**SOURCE DATA:**
──────
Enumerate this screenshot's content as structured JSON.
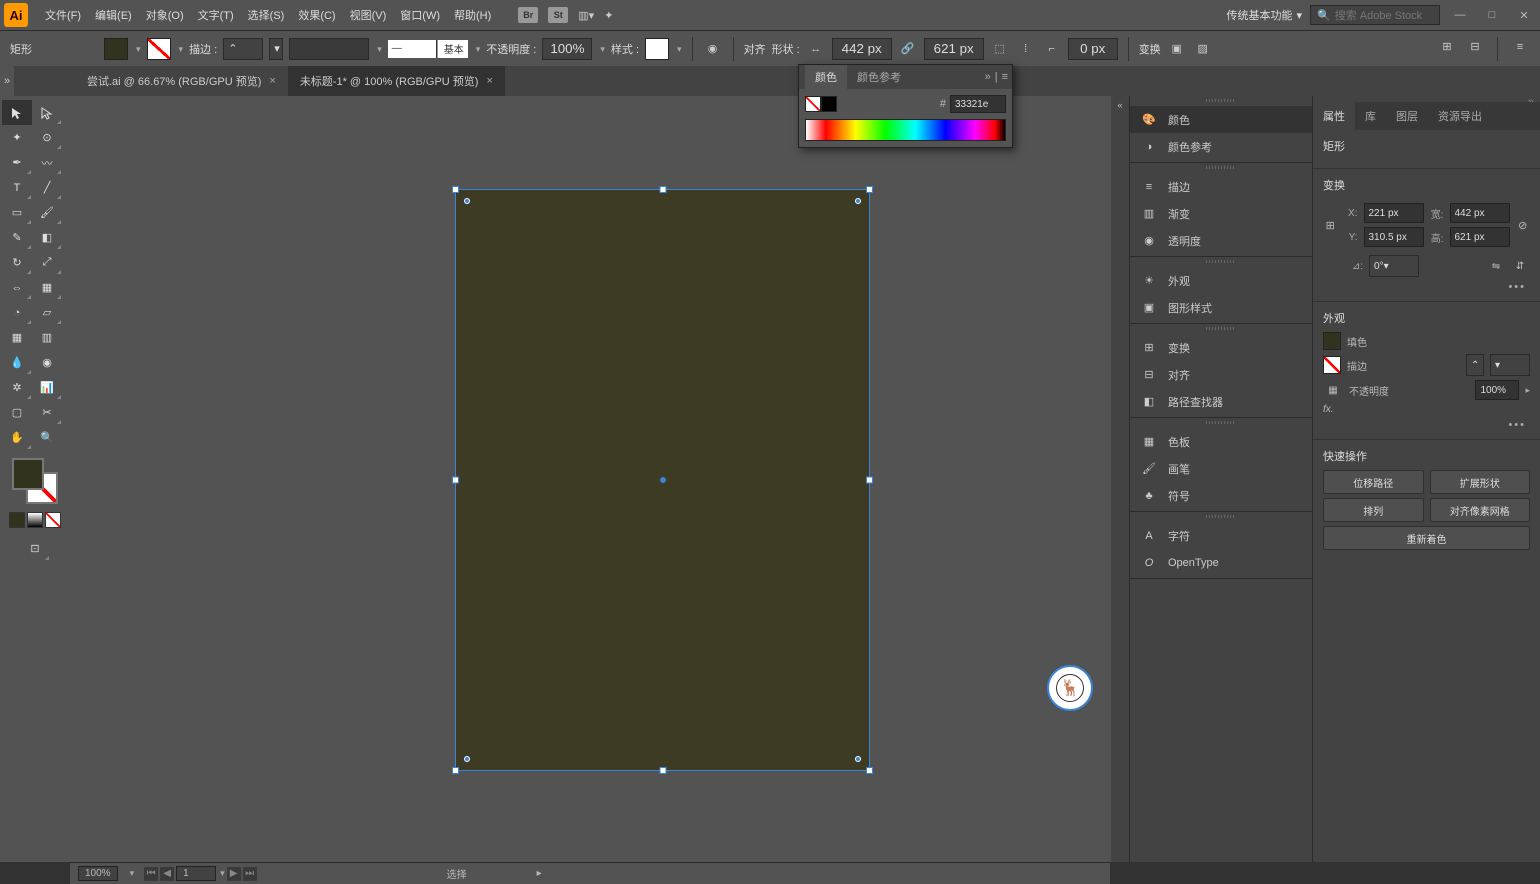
{
  "app": {
    "logo": "Ai"
  },
  "menu": {
    "items": [
      "文件(F)",
      "编辑(E)",
      "对象(O)",
      "文字(T)",
      "选择(S)",
      "效果(C)",
      "视图(V)",
      "窗口(W)",
      "帮助(H)"
    ],
    "bridge": "Br",
    "stock": "St"
  },
  "header_right": {
    "workspace": "传统基本功能",
    "search_placeholder": "搜索 Adobe Stock"
  },
  "control": {
    "shape_label": "矩形",
    "stroke_label": "描边 :",
    "profile_label": "基本",
    "opacity_label": "不透明度 :",
    "opacity_value": "100%",
    "style_label": "样式 :",
    "align_label": "对齐",
    "shape_btn": "形状 :",
    "width_value": "442 px",
    "height_value": "621 px",
    "corner_value": "0 px",
    "transform_label": "变换"
  },
  "tabs": [
    {
      "label": "尝试.ai @ 66.67% (RGB/GPU 预览)",
      "active": false
    },
    {
      "label": "未标题-1* @ 100% (RGB/GPU 预览)",
      "active": true
    }
  ],
  "color_panel": {
    "tab1": "颜色",
    "tab2": "颜色参考",
    "hex_prefix": "#",
    "hex_value": "33321e"
  },
  "panel_list": {
    "g1": [
      "颜色",
      "颜色参考"
    ],
    "g2": [
      "描边",
      "渐变",
      "透明度"
    ],
    "g3": [
      "外观",
      "图形样式"
    ],
    "g4": [
      "变换",
      "对齐",
      "路径查找器"
    ],
    "g5": [
      "色板",
      "画笔",
      "符号"
    ],
    "g6": [
      "字符",
      "OpenType"
    ]
  },
  "props": {
    "tabs": [
      "属性",
      "库",
      "图层",
      "资源导出"
    ],
    "shape_type": "矩形",
    "transform_heading": "变换",
    "x_label": "X:",
    "x_value": "221 px",
    "y_label": "Y:",
    "y_value": "310.5 px",
    "w_label": "宽:",
    "w_value": "442 px",
    "h_label": "高:",
    "h_value": "621 px",
    "angle_label": "⊿:",
    "angle_value": "0°",
    "appearance_heading": "外观",
    "fill_label": "填色",
    "stroke_label": "描边",
    "opacity_label": "不透明度",
    "opacity_value": "100%",
    "fx_label": "fx.",
    "quick_heading": "快速操作",
    "btn1": "位移路径",
    "btn2": "扩展形状",
    "btn3": "排列",
    "btn4": "对齐像素网格",
    "btn5": "重新着色"
  },
  "status": {
    "zoom": "100%",
    "page": "1",
    "mode": "选择"
  }
}
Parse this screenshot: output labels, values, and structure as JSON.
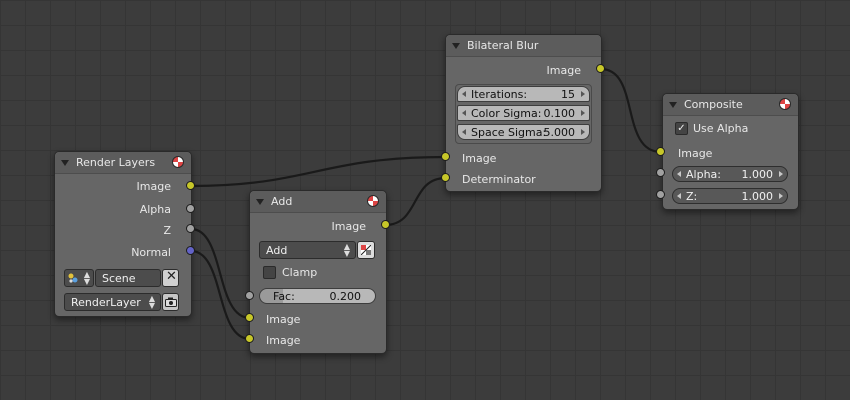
{
  "nodes": {
    "render_layers": {
      "title": "Render Layers",
      "outputs": [
        "Image",
        "Alpha",
        "Z",
        "Normal"
      ],
      "scene_value": "Scene",
      "layer_value": "RenderLayer"
    },
    "add": {
      "title": "Add",
      "output": "Image",
      "blend_mode": "Add",
      "clamp_label": "Clamp",
      "fac_label": "Fac:",
      "fac_value": "0.200",
      "inputs": [
        "Image",
        "Image"
      ]
    },
    "bilateral_blur": {
      "title": "Bilateral Blur",
      "output": "Image",
      "fields": [
        {
          "label": "Iterations:",
          "value": "15"
        },
        {
          "label": "Color Sigma:",
          "value": "0.100"
        },
        {
          "label": "Space Sigma:",
          "value": "5.000"
        }
      ],
      "inputs": [
        "Image",
        "Determinator"
      ]
    },
    "composite": {
      "title": "Composite",
      "use_alpha_label": "Use Alpha",
      "use_alpha_checked": true,
      "input_image": "Image",
      "alpha_label": "Alpha:",
      "alpha_value": "1.000",
      "z_label": "Z:",
      "z_value": "1.000"
    }
  },
  "icons": {
    "collapse": "triangle-down-icon",
    "preview": "render-preview-icon",
    "scene": "scene-icon",
    "clear": "x-icon",
    "camera": "render-camera-icon",
    "color_picker": "checker-icon"
  },
  "colors": {
    "socket_color": "#c7c729",
    "socket_value": "#a1a1a1",
    "socket_vector": "#6363c7",
    "link": "#1a1a1a"
  }
}
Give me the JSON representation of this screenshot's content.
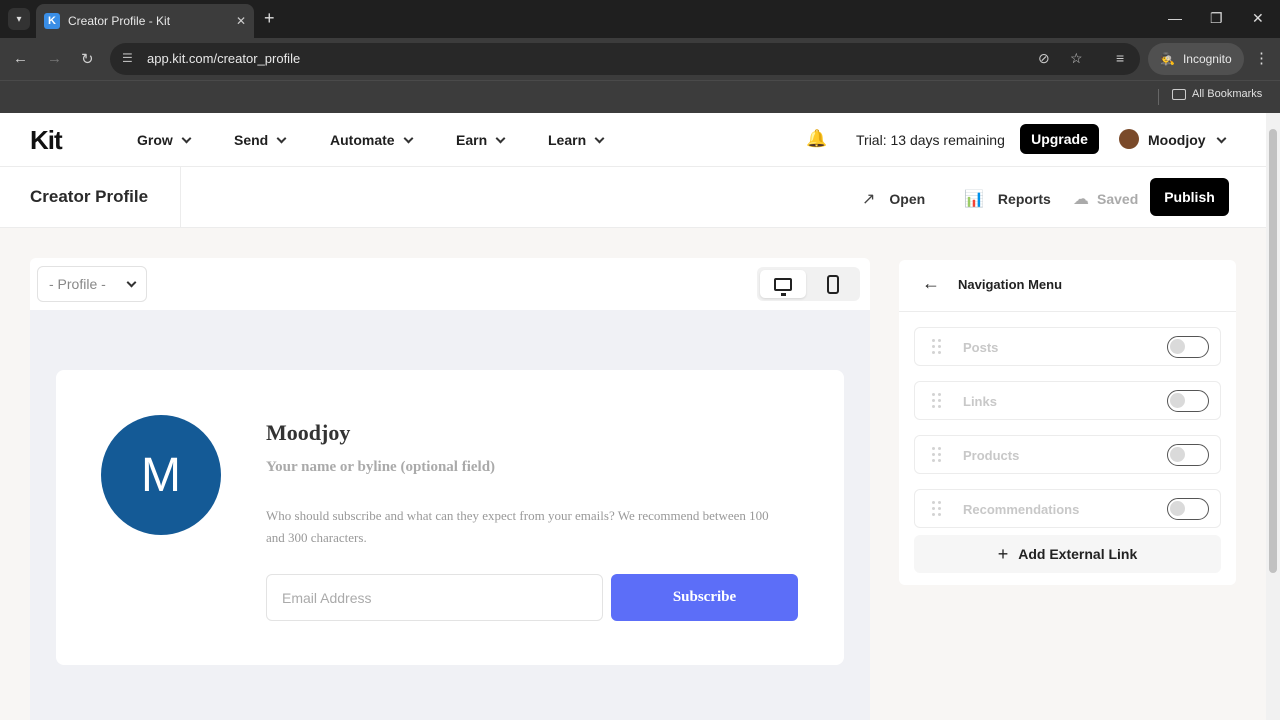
{
  "browser": {
    "tab_title": "Creator Profile - Kit",
    "tab_favicon": "K",
    "url": "app.kit.com/creator_profile",
    "incognito_label": "Incognito",
    "bookmarks_label": "All Bookmarks"
  },
  "header": {
    "logo": "Kit",
    "nav": [
      "Grow",
      "Send",
      "Automate",
      "Earn",
      "Learn"
    ],
    "trial": "Trial: 13 days remaining",
    "upgrade": "Upgrade",
    "user": "Moodjoy"
  },
  "subheader": {
    "title": "Creator Profile",
    "open": "Open",
    "reports": "Reports",
    "saved": "Saved",
    "publish": "Publish"
  },
  "preview": {
    "page_select": "- Profile -",
    "avatar_letter": "M",
    "name": "Moodjoy",
    "byline": "Your name or byline (optional field)",
    "description": "Who should subscribe and what can they expect from your emails? We recommend between 100 and 300 characters.",
    "email_placeholder": "Email Address",
    "subscribe": "Subscribe"
  },
  "panel": {
    "title": "Navigation Menu",
    "items": [
      {
        "label": "Posts",
        "enabled": false
      },
      {
        "label": "Links",
        "enabled": false
      },
      {
        "label": "Products",
        "enabled": false
      },
      {
        "label": "Recommendations",
        "enabled": false
      }
    ],
    "add_link": "Add External Link"
  },
  "colors": {
    "brand_dark": "#000000",
    "subscribe": "#5c6ef8",
    "avatar": "#145a96"
  }
}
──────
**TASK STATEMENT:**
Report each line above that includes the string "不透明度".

**ANSWER FOR THE TASK:**
    "opacity_label": "不透明度 :",
    "opacity_label": "不透明度",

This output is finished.